*Required action*:
Set down every record below exactly as written.

____ Given records

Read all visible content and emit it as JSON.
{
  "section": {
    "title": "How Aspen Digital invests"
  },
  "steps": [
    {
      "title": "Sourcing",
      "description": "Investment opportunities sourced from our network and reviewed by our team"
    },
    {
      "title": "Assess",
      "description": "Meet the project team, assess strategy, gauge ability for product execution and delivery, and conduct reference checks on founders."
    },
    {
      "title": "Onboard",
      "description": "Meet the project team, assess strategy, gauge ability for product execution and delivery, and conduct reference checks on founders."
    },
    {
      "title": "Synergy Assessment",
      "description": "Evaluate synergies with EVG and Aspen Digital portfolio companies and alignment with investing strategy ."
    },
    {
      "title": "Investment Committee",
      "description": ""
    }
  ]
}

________

*Result for this exercise*:
Read all visible content and emit it as JSON.
{
  "section": {
    "title": "How Aspen Digital invests"
  },
  "steps": [
    {
      "title": "Sourcing",
      "description": "Investment opportunities sourced from our network and reviewed by our team"
    },
    {
      "title": "Assess",
      "description": "Meet the project team, assess strategy, gauge ability for product execution and delivery, and conduct reference checks on founders."
    },
    {
      "title": "Onboard",
      "description": "Meet the project team, assess strategy, gauge ability for product execution and delivery, and conduct reference checks on founders."
    },
    {
      "title": "Synergy Assessment",
      "description": "Evaluate synergies with EVG and Aspen Digital portfolio companies and alignment with investing strategy ."
    },
    {
      "title": "Investment Committee",
      "description": ""
    }
  ]
}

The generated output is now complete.